"For church leaders, the application is not complicated. Our jobs are clear: We have to keep the wicks trimmed, the light burning, and the lampstand it its proper place. If the light begins to dim, we much immediately move into action. God's intention is for the church to be placed strategically in the culture in order to show Himself to the world. Anytime a church becomes ineffective in its role to illuminate Christ, it must rekindle and reinvent itself around its core purpose.

The church's potential to influence is directly related to how it is positioned and what it illuminates. Has it ever occurred to you that maybe the reason some churches have more influence than others is that they are more intentional about putting Jesus in the spotlight? Maybe some churches have lost influence with their communities because they no longer focus on what attracts the hearts of people."

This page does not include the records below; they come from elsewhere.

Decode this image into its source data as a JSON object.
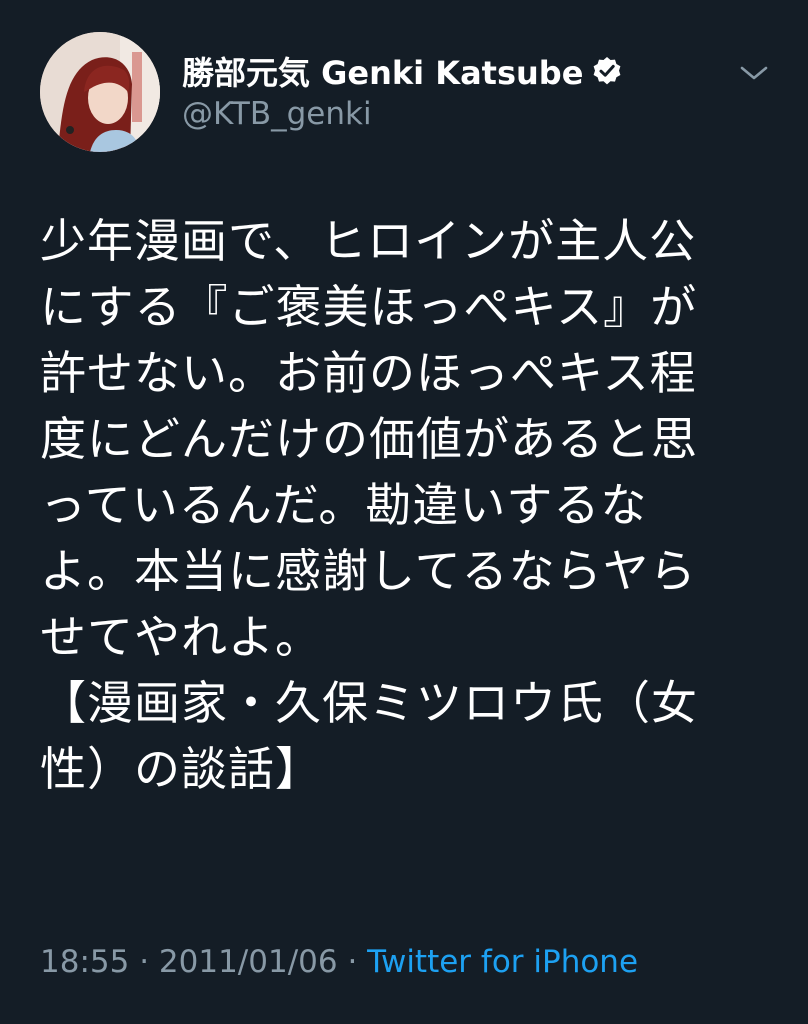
{
  "user": {
    "display_name": "勝部元気 Genki Katsube",
    "handle": "@KTB_genki",
    "verified": true
  },
  "tweet": {
    "lines": [
      "少年漫画で、ヒロインが主人公",
      "にする『ご褒美ほっぺキス』が",
      "許せない。お前のほっぺキス程",
      "度にどんだけの価値があると思",
      "っているんだ。勘違いするな",
      "よ。本当に感謝してるならヤら",
      "せてやれよ。",
      "【漫画家・久保ミツロウ氏（女",
      "性）の談話】"
    ],
    "time": "18:55",
    "separator": " · ",
    "date": "2011/01/06",
    "source": "Twitter for iPhone"
  },
  "colors": {
    "background": "#141d26",
    "text": "#ffffff",
    "muted": "#8899a6",
    "link": "#1da1f2"
  },
  "icons": {
    "verified": "verified-badge-icon",
    "caret": "chevron-down-icon"
  }
}
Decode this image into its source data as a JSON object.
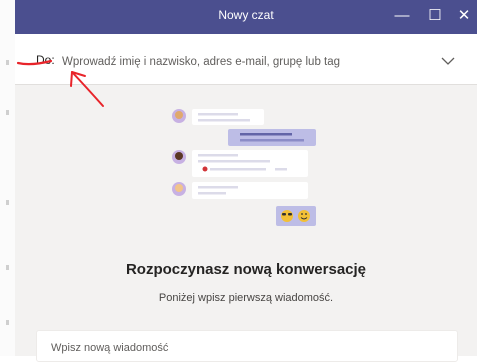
{
  "window": {
    "title": "Nowy czat",
    "controls": {
      "minimize": "—",
      "maximize": "☐",
      "close": "✕"
    }
  },
  "to_field": {
    "label": "Do:",
    "placeholder": "Wprowadź imię i nazwisko, adres e-mail, grupę lub tag"
  },
  "empty_state": {
    "heading": "Rozpoczynasz nową konwersację",
    "subheading": "Poniżej wpisz pierwszą wiadomość."
  },
  "compose": {
    "placeholder": "Wpisz nową wiadomość"
  },
  "colors": {
    "titlebar": "#4b4f8f",
    "accent": "#6264a7",
    "annotation": "#e8242a"
  },
  "icons": {
    "expand": "chevron-down-icon",
    "emoji": [
      "sunglasses-emoji",
      "smiley-emoji"
    ]
  }
}
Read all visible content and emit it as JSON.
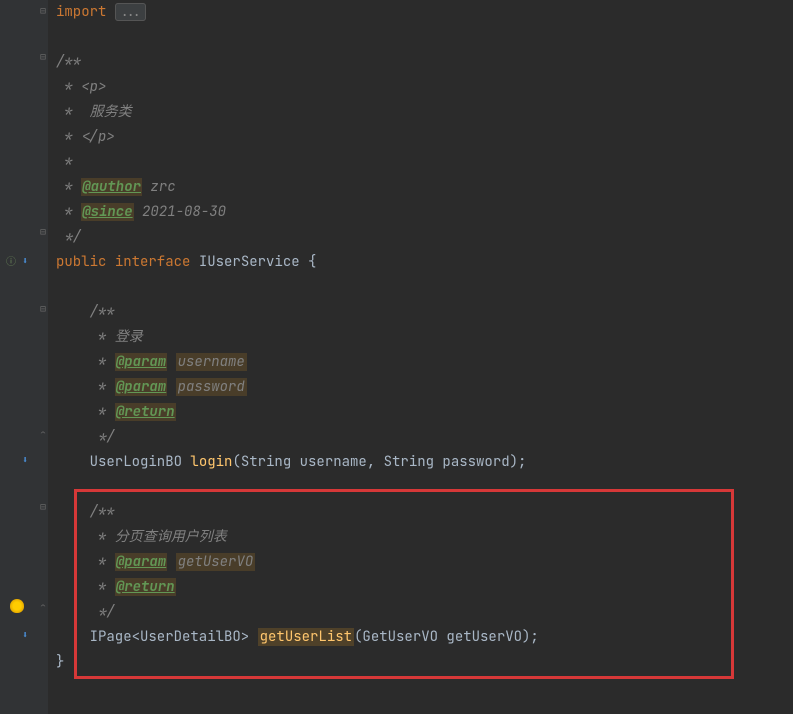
{
  "code": {
    "import_kw": "import",
    "fold_dots": "...",
    "doc1_open": "/**",
    "doc1_l1": " * <p>",
    "doc1_l2": " *  服务类",
    "doc1_l3": " * </p>",
    "doc1_l4": " *",
    "doc1_author_star": " * ",
    "doc1_author_tag": "@author",
    "doc1_author_val": " zrc",
    "doc1_since_star": " * ",
    "doc1_since_tag": "@since",
    "doc1_since_val": " 2021-08-30",
    "doc1_close": " */",
    "public_kw": "public",
    "interface_kw": "interface",
    "interface_name": "IUserService",
    "brace_open": " {",
    "doc2_open": "/**",
    "doc2_l1": " * 登录",
    "doc2_param_star": " * ",
    "doc2_param_tag": "@param",
    "doc2_param1": "username",
    "doc2_param2": "password",
    "doc2_return_star": " * ",
    "doc2_return_tag": "@return",
    "doc2_close": " */",
    "ret1": "UserLoginBO",
    "method1": "login",
    "sig1": "(String username, String password);",
    "doc3_open": "/**",
    "doc3_l1": " * 分页查询用户列表",
    "doc3_param_star": " * ",
    "doc3_param_tag": "@param",
    "doc3_param1": "getUserVO",
    "doc3_return_star": " * ",
    "doc3_return_tag": "@return",
    "doc3_close": " */",
    "ret2": "IPage<UserDetailBO>",
    "method2": "getUserList",
    "sig2": "(GetUserVO getUserVO);",
    "brace_close": "}"
  },
  "gutter": {
    "impl_icon": "⬇",
    "override_icon": "⬇"
  }
}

Oh, man.

Have at it, patrons.

*chuckles, puts on the free coffee, sets out the chairs, and awaits the conversation.*

Monday, October 05, 2009

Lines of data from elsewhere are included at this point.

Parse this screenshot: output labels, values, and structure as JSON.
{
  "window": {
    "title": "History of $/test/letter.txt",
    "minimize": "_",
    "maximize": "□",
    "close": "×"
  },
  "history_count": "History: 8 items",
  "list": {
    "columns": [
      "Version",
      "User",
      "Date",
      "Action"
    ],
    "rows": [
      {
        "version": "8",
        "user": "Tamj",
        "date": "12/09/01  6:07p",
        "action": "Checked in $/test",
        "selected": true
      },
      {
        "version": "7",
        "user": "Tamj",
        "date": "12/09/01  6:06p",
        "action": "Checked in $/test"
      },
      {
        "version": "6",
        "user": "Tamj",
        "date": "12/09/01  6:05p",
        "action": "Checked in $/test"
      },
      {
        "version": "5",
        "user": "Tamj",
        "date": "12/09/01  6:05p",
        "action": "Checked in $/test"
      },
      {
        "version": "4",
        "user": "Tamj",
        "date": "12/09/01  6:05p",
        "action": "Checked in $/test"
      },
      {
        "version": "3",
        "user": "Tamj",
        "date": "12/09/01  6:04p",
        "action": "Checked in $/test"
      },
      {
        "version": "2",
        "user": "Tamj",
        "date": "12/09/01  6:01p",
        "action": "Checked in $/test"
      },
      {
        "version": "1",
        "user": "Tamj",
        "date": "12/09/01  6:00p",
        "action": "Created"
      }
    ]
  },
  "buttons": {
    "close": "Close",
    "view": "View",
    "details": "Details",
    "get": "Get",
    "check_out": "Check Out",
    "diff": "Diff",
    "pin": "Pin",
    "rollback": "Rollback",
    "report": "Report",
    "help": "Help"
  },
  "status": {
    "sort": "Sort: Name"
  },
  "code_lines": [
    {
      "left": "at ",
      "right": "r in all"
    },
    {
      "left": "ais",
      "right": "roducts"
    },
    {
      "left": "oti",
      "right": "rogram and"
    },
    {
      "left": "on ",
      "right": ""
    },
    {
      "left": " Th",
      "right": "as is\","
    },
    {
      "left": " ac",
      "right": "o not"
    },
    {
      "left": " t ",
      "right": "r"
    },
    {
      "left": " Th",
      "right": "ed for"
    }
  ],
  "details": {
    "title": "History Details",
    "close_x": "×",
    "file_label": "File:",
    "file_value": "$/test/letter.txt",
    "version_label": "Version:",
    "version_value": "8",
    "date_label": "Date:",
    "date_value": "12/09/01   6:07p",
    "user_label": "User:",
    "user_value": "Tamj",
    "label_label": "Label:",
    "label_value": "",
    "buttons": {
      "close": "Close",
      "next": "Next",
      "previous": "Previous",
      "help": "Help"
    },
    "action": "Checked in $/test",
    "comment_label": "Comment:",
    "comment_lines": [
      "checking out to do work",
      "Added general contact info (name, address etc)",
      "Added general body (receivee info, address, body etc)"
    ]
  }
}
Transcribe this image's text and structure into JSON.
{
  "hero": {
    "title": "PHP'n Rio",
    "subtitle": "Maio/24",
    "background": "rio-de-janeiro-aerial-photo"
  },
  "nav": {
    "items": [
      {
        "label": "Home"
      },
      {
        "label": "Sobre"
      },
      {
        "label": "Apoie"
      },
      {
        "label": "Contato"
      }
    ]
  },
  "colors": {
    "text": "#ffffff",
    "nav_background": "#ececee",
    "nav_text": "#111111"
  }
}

There's Something To...

...President Obama's statements about either extending the school day or school year in an attempt to make public education more effective. Now, I'm not much for extending the school day if most of the nation's school days are like the ones in our community. See, they start at 8:45am and end around 4pm. The rest of the evening is eaten up by extracurriculars and/or homework. Sure, they could be a bit more efficient with that school day, but then again, so could every office I've ever heard about or been in. All work and no play blah blah blah.

I am for extending the school year by a few days and going to the "quarter system" like when I was in university. You'd start school the third week of September and roll through until mid-December. After nearly three weeks off after finals, you go from early January to mid-March. After those finals and a spring break of 10 days, you'd go from late March to early June...take finals and two weeks more off. That was more or less the school year. Me and several of my buddies went to summer school, which went from late June to mid-August...and then you'd get an entire month off.

Now, the reason I'm for this is that it's basically the same amount of school days divided up with longer breaks and based on a more accurate cultural reality than the current system (implemented when working the fields was a big player in the economy).

I'm sure there are drawbacks, too. My guess is that the biggest reason would be the simple one of resistance to change. You know, child-care schedules and work schedules and practices and vacations and all that.

Side comment: I don't believe the idea that people don't like "change." I hear people say all the time that "people don't like change." I think they do like change if the reasons for "change" are clearly communicated as well as how the "benefits" outweigh the "inconveniences." Case in point: If someone in the 1960's in the summer in Texas didn't have air-conditioning, and you told them that you could put a window unit in their home which would cool down a room where they could be more comfortable as well as a few health benefits, etc. Sure, there'll be an additional cost, namely financial, to your power bill. And maybe some nominal risk regarding fire hazards or what not. But, largely, a person living in the heat would like that change and be willing to make a few personal sacrifices for it.

Anyway, I've long been a propenent of "year-round" school (much like my little personal crusade for public transportation) and would love to hear the patronage weigh-in on the idea.

Frankly, I think we pretty much have year-round school anyway since coaches and sponsors and band directors have camps and tournaments and such that require our kids to be there.

And, even more frankly, there's not a chance anything like this will ever pass in Texas since the tourism industry lobby has enough sway with state legislators to move the school schedule to allow for more summer vacation (when most everybody I know heads to Colorado or north Florida for their vacations anyway).

Lastly, I have no idea what the teachers would think about it, which is ultimately who should have a majority voice in the discussion.

But I think it's a fun discussion to have, so, whaddya think, patrons?